The puzzle remains: How did my children turn out benevolent, self-responsible individuals without the "benefit" of forced sharing or community service? I did many things to preserve their sense of self-worth, protect them from unearned guilt and encourage them to be just.  For example, when my children were expecting company, I told them they had a problem to solve. They could leave all their toys out, but if they didn't want little Joey or Sara to play with their new Tonka truck or Barbie doll, it would cause problems to leave them in clear sight of the their enthusiastic young friends. It would be teasing them in a bad sense. But they could put these  toys away and leave out only toys they wanted to enjoy with their friends, which they did.  Forced sharing was not needed and would have backfired. I stated the problem to my children openly  and suggested a solution that was respectful of their property and their choices.

When we visited Joey's or Sara's home, we came loaded with toys my kids wanted to let  their friends play with. My children choose the toys to put in a colorful net bag. When we got to Joey's or Sara's home, Joey and Sara treated us like Santa with a sack full of novel toys. They were very generous with their own toys. My kids, along with Joey and Sara were learning a concept infinitely more valuable than forced sharing; they were learning the value of a healthy unforced  exchange.

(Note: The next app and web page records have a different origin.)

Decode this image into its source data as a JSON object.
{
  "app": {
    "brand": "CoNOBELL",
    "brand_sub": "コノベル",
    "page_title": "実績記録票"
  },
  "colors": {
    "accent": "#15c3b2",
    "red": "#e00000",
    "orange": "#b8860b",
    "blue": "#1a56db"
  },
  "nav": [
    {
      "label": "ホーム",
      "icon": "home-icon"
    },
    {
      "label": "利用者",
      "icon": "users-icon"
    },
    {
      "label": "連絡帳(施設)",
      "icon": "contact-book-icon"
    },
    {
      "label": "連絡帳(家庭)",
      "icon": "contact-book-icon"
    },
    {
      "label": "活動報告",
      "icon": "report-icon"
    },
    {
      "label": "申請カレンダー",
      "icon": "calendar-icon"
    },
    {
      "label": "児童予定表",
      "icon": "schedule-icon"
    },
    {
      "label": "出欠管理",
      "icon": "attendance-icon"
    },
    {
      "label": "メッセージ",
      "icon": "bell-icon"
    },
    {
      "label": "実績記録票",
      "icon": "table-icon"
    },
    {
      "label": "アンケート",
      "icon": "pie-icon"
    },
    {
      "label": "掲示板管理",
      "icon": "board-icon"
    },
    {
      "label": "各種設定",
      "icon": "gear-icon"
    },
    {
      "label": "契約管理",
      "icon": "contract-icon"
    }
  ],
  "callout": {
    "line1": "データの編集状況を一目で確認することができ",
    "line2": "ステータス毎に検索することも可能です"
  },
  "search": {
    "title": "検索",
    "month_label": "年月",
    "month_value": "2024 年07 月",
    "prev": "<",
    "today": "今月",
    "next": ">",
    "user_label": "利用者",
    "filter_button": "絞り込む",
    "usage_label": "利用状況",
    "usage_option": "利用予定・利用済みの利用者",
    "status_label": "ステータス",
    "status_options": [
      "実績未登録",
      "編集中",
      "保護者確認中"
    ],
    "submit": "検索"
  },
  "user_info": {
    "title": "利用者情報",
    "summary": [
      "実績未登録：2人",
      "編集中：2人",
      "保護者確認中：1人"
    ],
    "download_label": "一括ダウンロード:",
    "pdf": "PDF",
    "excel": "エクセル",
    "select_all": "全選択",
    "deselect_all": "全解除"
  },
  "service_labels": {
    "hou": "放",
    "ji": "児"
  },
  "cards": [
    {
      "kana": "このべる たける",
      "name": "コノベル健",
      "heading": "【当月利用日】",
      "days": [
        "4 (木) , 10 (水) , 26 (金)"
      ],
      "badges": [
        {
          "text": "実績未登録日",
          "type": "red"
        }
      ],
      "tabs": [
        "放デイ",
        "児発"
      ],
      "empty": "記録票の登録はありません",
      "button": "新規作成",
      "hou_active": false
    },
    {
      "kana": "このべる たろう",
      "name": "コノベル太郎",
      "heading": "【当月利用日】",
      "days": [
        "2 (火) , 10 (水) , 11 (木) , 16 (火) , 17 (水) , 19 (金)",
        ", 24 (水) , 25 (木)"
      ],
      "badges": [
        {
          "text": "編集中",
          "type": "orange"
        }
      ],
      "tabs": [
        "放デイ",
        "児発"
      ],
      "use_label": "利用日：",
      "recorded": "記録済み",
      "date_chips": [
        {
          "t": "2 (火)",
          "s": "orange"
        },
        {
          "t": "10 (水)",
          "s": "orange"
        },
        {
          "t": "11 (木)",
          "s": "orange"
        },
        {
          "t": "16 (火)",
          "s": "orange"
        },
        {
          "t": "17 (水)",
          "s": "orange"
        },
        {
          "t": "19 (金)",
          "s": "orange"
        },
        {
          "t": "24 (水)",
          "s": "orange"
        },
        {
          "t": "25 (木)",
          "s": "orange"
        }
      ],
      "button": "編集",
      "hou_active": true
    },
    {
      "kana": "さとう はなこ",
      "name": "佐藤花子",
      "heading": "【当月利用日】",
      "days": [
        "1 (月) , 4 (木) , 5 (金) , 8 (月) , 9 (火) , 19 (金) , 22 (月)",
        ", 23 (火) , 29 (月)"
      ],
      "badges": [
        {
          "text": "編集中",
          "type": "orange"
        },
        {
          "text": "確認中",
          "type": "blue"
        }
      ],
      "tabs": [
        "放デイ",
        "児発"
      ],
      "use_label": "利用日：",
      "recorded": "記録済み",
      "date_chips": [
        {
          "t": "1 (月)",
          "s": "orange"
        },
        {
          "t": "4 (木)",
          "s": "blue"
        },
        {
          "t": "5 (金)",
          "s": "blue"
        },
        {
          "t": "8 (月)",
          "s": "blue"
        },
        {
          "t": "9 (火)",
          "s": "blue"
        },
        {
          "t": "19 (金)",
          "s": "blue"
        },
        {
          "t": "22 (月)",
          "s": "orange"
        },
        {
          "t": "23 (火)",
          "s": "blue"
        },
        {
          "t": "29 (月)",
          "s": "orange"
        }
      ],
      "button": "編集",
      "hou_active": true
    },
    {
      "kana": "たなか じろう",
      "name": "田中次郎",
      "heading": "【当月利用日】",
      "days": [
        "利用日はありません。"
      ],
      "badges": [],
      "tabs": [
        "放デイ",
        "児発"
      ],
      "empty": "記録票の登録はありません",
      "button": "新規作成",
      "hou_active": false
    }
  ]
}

Joey chose to trade his toys with my son, Sara chose to trade with my daughter. They did this eagerly, without any adult intervention. From years of showing my children the value of mutual fairness, of unforced trading (not forced sharing) across many situations and in many creative ways, they did not come to experience others as potential threats to their property or choice. They learned that others are a potential benefit to their own happiness. They learned that no one has a right to their productive effort or to their belongings. They also learned that they don't have a right to other's productive effort – they can't demand that others give up their toys, or husbands. Even though my now grown children pay taxes, they understand the principle behind the Boston Tea Party. To force kindness is to assume that it is not in human nature and that you have to beat it into people. To force kindness is to destroy it.

Let's return to the playground. Why do I think forced sharing is so disastrous? Because I want my children to value their own lives and their own minds, to learn the  proper principles of self-respect and to genuinely value others. How will they learn this by my forcing them to share the swing with a little boy on the playground? If I were to say "Get off  that swing now and let this little boy have a turn. Don't be selfish!" my daughter would probably be thinking under her breath "I hate this boy who's forcing me to give up my fun. I hate my mother when she makes me feel like I'm a bad kid." Forced kindness breeds resentment of others.

How did my children turn out to be truly generous?  It  comes, not from feeling that they owe the other child time on the swing, or that they are good if they sacrifice for others.  Rather it comes from an exquisite fairness principle, the type that Mother Hen grasped. If the chicks had helped mother hen, they would have enjoyed the piping hot bread. My children have never been coerced into sharing and thus don't see people as a threat;  they view people, strangers as potentially benefits to their own happiness.